Dong Kingman (1911-2000) grew up in northern California of Chinese parents. He later went on to study art in China and in 1929, he moved back to San Francisco and became involved in the California School movement. He was a contemporary of George Post and like his colleague, mainly represented San Francisco and the Mendocino Coast in his artwork.
Barse Miller (1904-1973) was one of the first to develop and exhibit the California Style. He became popular nationwide and was exhibited in galleries from California to New York. During WWII Miller was hired by the US government to paint battle scenes as a form of recordkeeping. Not only was Barse Miller a true "father" of the California watercolor movement, but he also taught and influenced many students to explore watercolor. Some of these students went on to make names for themselves within the same movement.
Morris Shubin (1920-) grew up in Southern California and was associated with the latter California Style and by the 1940s he had gallery representation in New York City along with several other prominent California watercolorists. He was known for his geometric, abstract style and also worked as an author and painting instructor.
From the 1930's onward the name of George Post (1906-1997) was well known in the California Style movement. Post was from San Francisco and is best known for his cityscapes, particularly dealing with the construction of the Golden Gate Bridge. His style followed the California trend of painting on location with no preliminary sketching, but his trademark simplicity was also deceptively intricate.
Lyne "Bud" Shackelford (1918-2005) was born in Washington DC. He studied at University of Alabama, The Art Student League in New York and at Chouinard Institute in Los Angeles. He studied closely with other artist during his schooling and today he is thought of as one of the greatest and strongest artist of the "California Style" watercolor tradition. Shackelford was a member of many societies and groups he was a signature member of the American Watercolor Society, the National Watercolor Society, California Watercolor Society, and others.
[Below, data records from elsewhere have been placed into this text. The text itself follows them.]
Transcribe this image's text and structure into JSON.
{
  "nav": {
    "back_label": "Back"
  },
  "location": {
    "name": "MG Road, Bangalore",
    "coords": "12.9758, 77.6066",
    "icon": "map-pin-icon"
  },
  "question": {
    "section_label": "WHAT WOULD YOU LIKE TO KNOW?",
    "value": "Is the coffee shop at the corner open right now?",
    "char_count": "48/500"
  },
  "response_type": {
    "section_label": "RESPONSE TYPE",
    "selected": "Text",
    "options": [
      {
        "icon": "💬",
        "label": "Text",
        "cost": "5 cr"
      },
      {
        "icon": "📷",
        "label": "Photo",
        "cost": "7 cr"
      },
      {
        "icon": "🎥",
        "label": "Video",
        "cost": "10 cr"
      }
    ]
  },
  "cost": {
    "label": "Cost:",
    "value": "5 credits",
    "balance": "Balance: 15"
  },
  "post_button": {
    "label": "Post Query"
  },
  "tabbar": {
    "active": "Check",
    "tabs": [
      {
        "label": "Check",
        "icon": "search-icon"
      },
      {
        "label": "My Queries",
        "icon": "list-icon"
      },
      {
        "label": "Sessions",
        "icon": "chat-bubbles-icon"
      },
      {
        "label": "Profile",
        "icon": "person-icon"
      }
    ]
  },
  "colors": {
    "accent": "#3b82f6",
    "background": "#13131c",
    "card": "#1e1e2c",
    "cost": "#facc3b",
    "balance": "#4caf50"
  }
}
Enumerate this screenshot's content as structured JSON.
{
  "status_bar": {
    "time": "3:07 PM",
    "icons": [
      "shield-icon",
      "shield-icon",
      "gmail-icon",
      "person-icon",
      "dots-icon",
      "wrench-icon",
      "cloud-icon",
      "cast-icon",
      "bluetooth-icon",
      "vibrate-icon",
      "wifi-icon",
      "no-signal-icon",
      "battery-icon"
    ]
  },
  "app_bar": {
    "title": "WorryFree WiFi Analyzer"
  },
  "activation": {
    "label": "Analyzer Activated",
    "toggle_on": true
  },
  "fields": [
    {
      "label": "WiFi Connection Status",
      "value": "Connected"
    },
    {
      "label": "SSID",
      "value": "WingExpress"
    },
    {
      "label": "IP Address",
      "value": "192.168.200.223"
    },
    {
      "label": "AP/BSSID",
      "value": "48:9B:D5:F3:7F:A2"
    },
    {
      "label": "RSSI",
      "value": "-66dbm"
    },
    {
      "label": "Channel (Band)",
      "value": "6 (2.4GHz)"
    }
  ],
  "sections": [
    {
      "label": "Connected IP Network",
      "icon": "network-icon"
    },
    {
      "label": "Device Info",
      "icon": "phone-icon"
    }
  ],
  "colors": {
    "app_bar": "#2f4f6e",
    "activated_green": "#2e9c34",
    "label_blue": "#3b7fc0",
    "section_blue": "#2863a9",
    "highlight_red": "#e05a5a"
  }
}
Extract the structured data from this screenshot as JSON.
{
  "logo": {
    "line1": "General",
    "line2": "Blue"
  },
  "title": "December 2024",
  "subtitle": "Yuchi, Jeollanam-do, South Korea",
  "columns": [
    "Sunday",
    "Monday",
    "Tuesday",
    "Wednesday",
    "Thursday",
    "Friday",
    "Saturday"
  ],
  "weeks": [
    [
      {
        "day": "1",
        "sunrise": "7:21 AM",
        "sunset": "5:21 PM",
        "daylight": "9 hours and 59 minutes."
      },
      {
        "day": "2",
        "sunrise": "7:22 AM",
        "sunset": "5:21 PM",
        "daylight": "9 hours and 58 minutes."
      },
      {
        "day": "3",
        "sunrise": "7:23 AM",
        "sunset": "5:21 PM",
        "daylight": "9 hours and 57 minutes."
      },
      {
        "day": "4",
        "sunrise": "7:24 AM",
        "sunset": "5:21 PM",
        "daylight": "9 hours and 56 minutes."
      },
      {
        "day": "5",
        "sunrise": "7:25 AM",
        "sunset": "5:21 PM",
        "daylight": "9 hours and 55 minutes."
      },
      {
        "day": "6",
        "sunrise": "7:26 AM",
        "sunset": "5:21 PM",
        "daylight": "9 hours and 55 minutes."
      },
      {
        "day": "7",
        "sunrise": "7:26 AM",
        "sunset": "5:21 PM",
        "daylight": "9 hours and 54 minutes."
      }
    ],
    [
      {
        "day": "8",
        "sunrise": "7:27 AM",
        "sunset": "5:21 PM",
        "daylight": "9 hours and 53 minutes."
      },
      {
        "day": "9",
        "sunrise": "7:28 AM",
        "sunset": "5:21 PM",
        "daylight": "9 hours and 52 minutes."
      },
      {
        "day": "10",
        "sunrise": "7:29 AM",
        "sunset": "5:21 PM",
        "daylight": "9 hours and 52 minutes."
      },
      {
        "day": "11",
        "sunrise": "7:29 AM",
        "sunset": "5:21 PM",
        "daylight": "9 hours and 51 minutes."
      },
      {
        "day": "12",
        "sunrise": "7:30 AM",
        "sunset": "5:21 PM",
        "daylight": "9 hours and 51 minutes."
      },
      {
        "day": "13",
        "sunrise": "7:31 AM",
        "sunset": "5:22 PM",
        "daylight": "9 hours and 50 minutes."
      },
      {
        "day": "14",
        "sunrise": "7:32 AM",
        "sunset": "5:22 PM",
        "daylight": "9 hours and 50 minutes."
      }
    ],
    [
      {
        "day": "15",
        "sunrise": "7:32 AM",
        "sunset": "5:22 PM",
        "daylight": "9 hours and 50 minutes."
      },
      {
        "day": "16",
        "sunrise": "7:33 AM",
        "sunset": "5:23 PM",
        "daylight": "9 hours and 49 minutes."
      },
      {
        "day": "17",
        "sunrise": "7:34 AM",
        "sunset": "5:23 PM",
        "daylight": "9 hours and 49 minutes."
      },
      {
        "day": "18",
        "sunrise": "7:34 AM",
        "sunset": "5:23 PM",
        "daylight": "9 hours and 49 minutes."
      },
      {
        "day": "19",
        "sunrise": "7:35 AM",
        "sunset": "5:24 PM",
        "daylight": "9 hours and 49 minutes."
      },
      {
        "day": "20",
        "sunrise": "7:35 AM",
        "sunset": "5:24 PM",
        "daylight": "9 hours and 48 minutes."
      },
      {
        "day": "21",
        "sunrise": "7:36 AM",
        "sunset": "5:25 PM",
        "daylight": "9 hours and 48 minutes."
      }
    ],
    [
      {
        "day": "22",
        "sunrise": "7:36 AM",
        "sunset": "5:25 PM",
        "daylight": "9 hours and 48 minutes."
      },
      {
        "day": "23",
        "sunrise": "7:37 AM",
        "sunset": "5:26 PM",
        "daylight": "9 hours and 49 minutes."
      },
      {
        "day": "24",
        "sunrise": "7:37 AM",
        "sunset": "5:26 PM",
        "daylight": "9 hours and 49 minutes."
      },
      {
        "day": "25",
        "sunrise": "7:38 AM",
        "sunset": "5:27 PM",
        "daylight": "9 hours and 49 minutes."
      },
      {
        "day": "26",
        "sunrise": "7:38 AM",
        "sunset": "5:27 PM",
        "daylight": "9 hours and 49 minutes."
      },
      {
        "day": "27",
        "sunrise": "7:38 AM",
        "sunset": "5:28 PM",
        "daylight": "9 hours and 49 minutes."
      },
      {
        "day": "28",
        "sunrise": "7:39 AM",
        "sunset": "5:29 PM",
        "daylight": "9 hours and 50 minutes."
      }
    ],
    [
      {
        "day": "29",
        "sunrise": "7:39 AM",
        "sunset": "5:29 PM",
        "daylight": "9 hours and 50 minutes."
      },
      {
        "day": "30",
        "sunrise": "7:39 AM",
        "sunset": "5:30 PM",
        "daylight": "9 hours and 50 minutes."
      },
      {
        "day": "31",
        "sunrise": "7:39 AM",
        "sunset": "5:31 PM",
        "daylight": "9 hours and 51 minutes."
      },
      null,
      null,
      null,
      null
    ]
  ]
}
He was also a painting instructor, taught many workshops and wrote several books.
Millard Sheets (1907-1989) was one of the forerunners of the California School along with Barse Miller and Phil Dike. In fact, Sheets and Dike shared a close relationship in regard to watercolor painting, and often painted together. Both graduated from the Chouinard Art Institute of Los Angeles. By the 1930s there was national interest in his art, and his work was being displayed in New York City. During WWII Sheets was a wartime artist for Life Magazine and the Air Force. He also served for a time as President of the California Watercolor Society.
Robert Wood (1889-1979) was a member of the second generation of California Style painters. He studied under several of the founders including Barse Miller, Rex Brandt, and Millard Sheets. His own style was one that leaned more towards the stylized and abstract, a growing trend during the 50s and 60s. Wood also established his own school called the Robert Wood School of Painting in Southern California.
Milford Zornes (1908-2008) moved to Southern California in the 1920s and studied under great artists such as Millard Sheets. His own style grew to reflect that of the California School and he was soon included in their sphere. During WWII Zornes traveled the world as a military artist. After returning, Zornes wrote several books on the topic of painting and also took up teaching his favorite medium, watercolor.